Nelly’s latest effort may disappoint those fans expecting a disc containing entirely new music, but his remixes of old songs -“Derrty Versions,” as he prefers to call them – will surely please those who appreciate a good musical makeover and artistic innovation.By restructuring and reformulating the beats, melodies and even lyrics of many chart-toppers from the past albums Country Grammar (2000) and Nellyville (2002), Nelly (Cornell Haynes) and his gang of producers, most notably David Banner and Jason “Jay E” Epperson, prove that the “Nelly sound” is rooted in musical creativity and clever reinterpretation. Perhaps taking a cue from the troubled king of the remix R. Kelly, Nelly proves that making over an old song is a great strategy for creating a new hit. The somewhat unsavory but thumping remix of the 2000 hit “E.I.” is the prime example; it has received substantial radio play and is accompanied by a quasi-pornographic video enjoying regular rotation on a late-night cable show. On the guitar-heavy “Air Force Ones,” Nelly delivers a totally new rap with the help of David Banner and Eightball, injecting his now-popular brand of fast-paced humor and mild-mannered thuggery. In what has become a popular technique in rap, he shouts out to popular Southern cities, claiming them as allies of his hometown of St. Louis, saying “This for [anybody’s] city that used to be a plantation … / We hold it down for country folk / [Cuz] we in the same boat / Trippin’? Get that ‘Force One’ print on your throat / It’s no joke.” Employing another technique from the rapper’s handbook, Nelly is no stranger to the collaboration, as he enlists the help of Ronald Isley on the even funkier version of “Pimp Juice” and the voice of Destiny’s Child star Kelly Rowland on the pop smash “Dilemma.” The most unexpected of these collaborations, however, occurs on the “derrty” version of an ever-popular party song, “Ride Wit Me.” Cleverly combining genres and musical interests, the remix is guided by an interpolation of college-favorite John Mayer’s breakthrough single “No Such Thing,” which Nelly hails as one of his favorites.
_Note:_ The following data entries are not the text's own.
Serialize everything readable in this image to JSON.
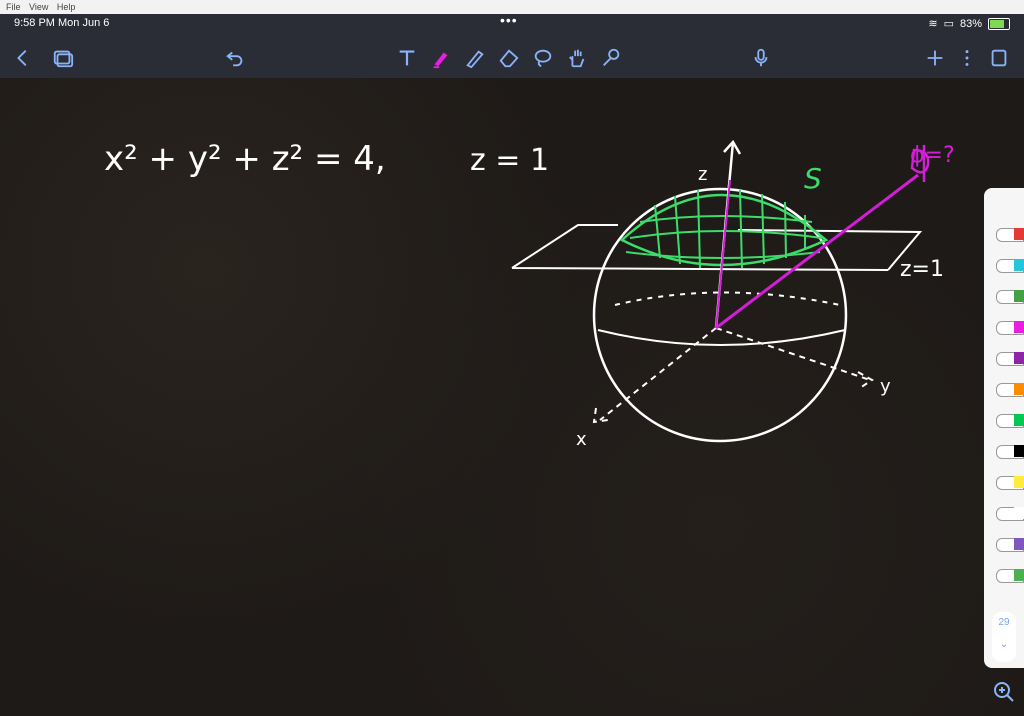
{
  "menubar": {
    "items": [
      "File",
      "View",
      "Help"
    ]
  },
  "status": {
    "time": "9:58 PM  Mon Jun 6",
    "battery": "83%",
    "battery_level": 0.83
  },
  "toolbar": {
    "icons": [
      "back-icon",
      "pages-icon",
      "undo-icon",
      "text-tool-icon",
      "highlighter-icon",
      "pen-icon",
      "eraser-icon",
      "lasso-icon",
      "hand-icon",
      "laser-icon",
      "mic-icon",
      "add-icon",
      "more-icon",
      "page-icon"
    ]
  },
  "canvas": {
    "equation": "x² + y² + z² = 4,",
    "plane": "z = 1",
    "labels": {
      "z_axis": "z",
      "surface": "S",
      "plane_label": "z=1",
      "x_axis": "x",
      "y_axis": "y",
      "phi": "ϕ=?"
    }
  },
  "palette": {
    "colors": [
      "#e53935",
      "#26c6da",
      "#43a047",
      "#e91ee0",
      "#8e24aa",
      "#fb8c00",
      "#00c853",
      "#000000",
      "#ffeb3b",
      "#ffffff",
      "#7e57c2",
      "#4caf50"
    ],
    "page_number": "29"
  }
}
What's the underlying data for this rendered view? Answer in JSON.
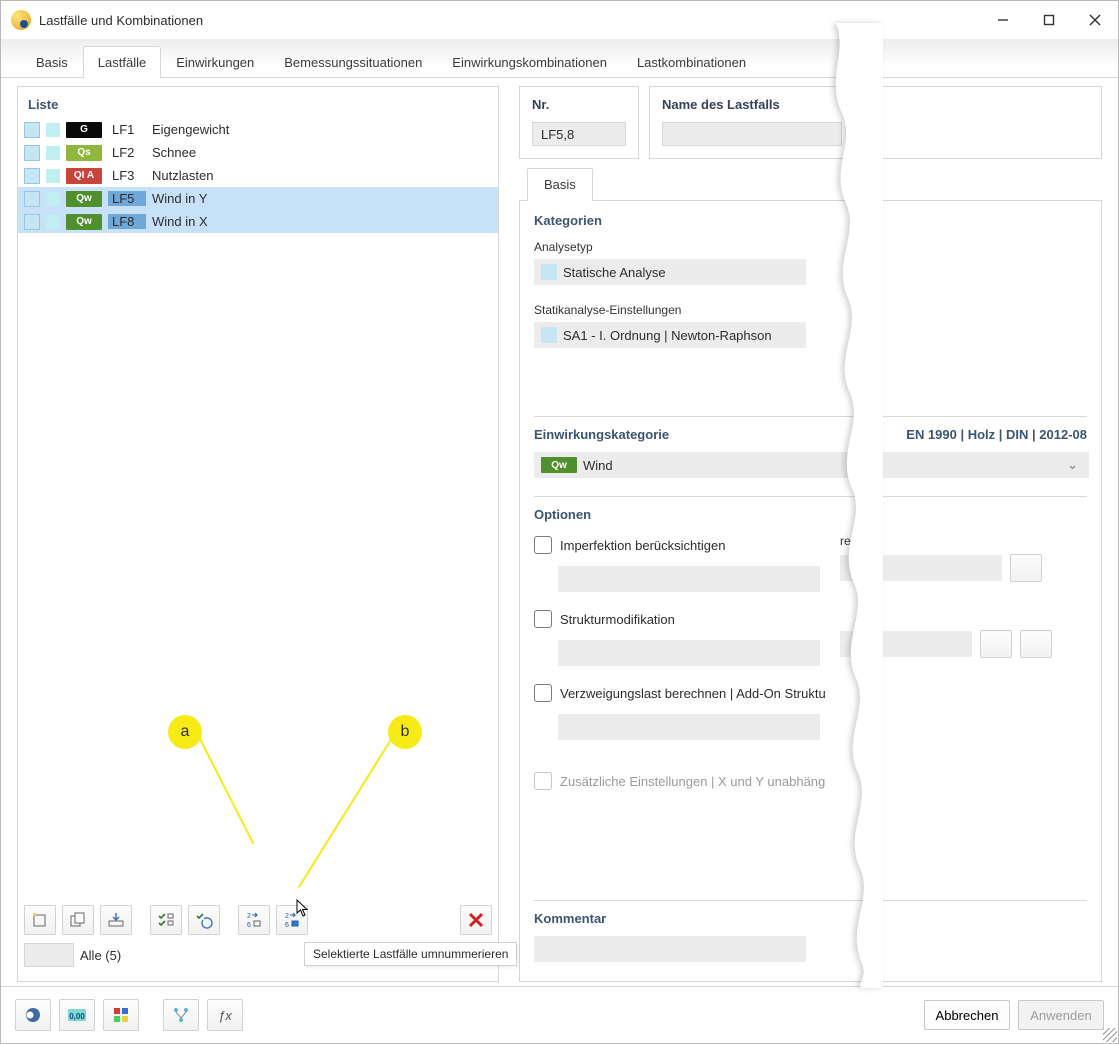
{
  "window": {
    "title": "Lastfälle und Kombinationen"
  },
  "tabs": {
    "items": [
      {
        "label": "Basis"
      },
      {
        "label": "Lastfälle"
      },
      {
        "label": "Einwirkungen"
      },
      {
        "label": "Bemessungssituationen"
      },
      {
        "label": "Einwirkungskombinationen"
      },
      {
        "label": "Lastkombinationen"
      }
    ],
    "active_index": 1
  },
  "list": {
    "title": "Liste",
    "rows": [
      {
        "badge": "G",
        "badge_bg": "#0a0a0a",
        "lf": "LF1",
        "name": "Eigengewicht",
        "selected": false
      },
      {
        "badge": "Qs",
        "badge_bg": "#8fb63d",
        "lf": "LF2",
        "name": "Schnee",
        "selected": false
      },
      {
        "badge": "QI A",
        "badge_bg": "#c8453e",
        "lf": "LF3",
        "name": "Nutzlasten",
        "selected": false
      },
      {
        "badge": "Qw",
        "badge_bg": "#4f8f2e",
        "lf": "LF5",
        "name": "Wind in Y",
        "selected": true
      },
      {
        "badge": "Qw",
        "badge_bg": "#4f8f2e",
        "lf": "LF8",
        "name": "Wind in X",
        "selected": true
      }
    ],
    "filter_label": "Alle (5)",
    "tooltip": "Selektierte Lastfälle umnummerieren"
  },
  "annotations": {
    "a": "a",
    "b": "b"
  },
  "form": {
    "nr": {
      "label": "Nr.",
      "value": "LF5,8"
    },
    "name": {
      "label": "Name des Lastfalls",
      "value": ""
    },
    "sub_tab": "Basis",
    "kategorien": {
      "title": "Kategorien",
      "analysetyp_label": "Analysetyp",
      "analysetyp_value": "Statische Analyse",
      "settings_label": "Statikanalyse-Einstellungen",
      "settings_value": "SA1 - I. Ordnung | Newton-Raphson"
    },
    "einwirkung": {
      "title": "Einwirkungskategorie",
      "standard": "EN 1990 | Holz | DIN | 2012-08",
      "badge": "Qw",
      "badge_bg": "#4f8f2e",
      "value": "Wind"
    },
    "optionen": {
      "title": "Optionen",
      "imperfektion": "Imperfektion berücksichtigen",
      "right_fragment": "ren aus",
      "struktur": "Strukturmodifikation",
      "verzweigung": "Verzweigungslast berechnen | Add-On Struktu",
      "zusatz": "Zusätzliche Einstellungen | X und Y unabhäng"
    },
    "kommentar": {
      "title": "Kommentar"
    }
  },
  "footer": {
    "cancel": "Abbrechen",
    "apply": "Anwenden"
  }
}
Despite these successes, some of the remixes fail to be anything more than lazily recycled versions of their former selves. This is especially apparent on “Country Grammar” and “Hot In Herre,” which ironically are the two singles that catapulted Nelly into stardom during the summers of 2000 and 2002, respectively. The attempts to “reinvent” these singles show that some things are better left untouched. Sprinkled among the remixes are a few new songs from soundtracks and compilation albums, including “If” from the Neptunes’ latest album. The most prominent of this group is the frenetic and fun “Iz U,” released for last year’s Eddie Murphy stinker “The Haunted Mansion.” The song is backed by an interpolation of the theme from television’s “People’s Court” and features Nelly’s standard female-oriented banter about cars, sex and money. With this album and its hits, Nelly manages to tweak an old adage by showing that you can fix it even if it ain’t broke. He certainly “reinvents” past hits with a competence and strategy that point to a seasoned understanding of the need to remain fresh and consistent in an industry of flops, favoritism and finances. Sure to add to his already mammoth popularity, Da Derrty Versions will satisfy those fans and newcomers with an ear for creativity and enough patience to wait for the next group of new hits coming this summer.

Contact Arienne Thompson at athomps1@nd.edu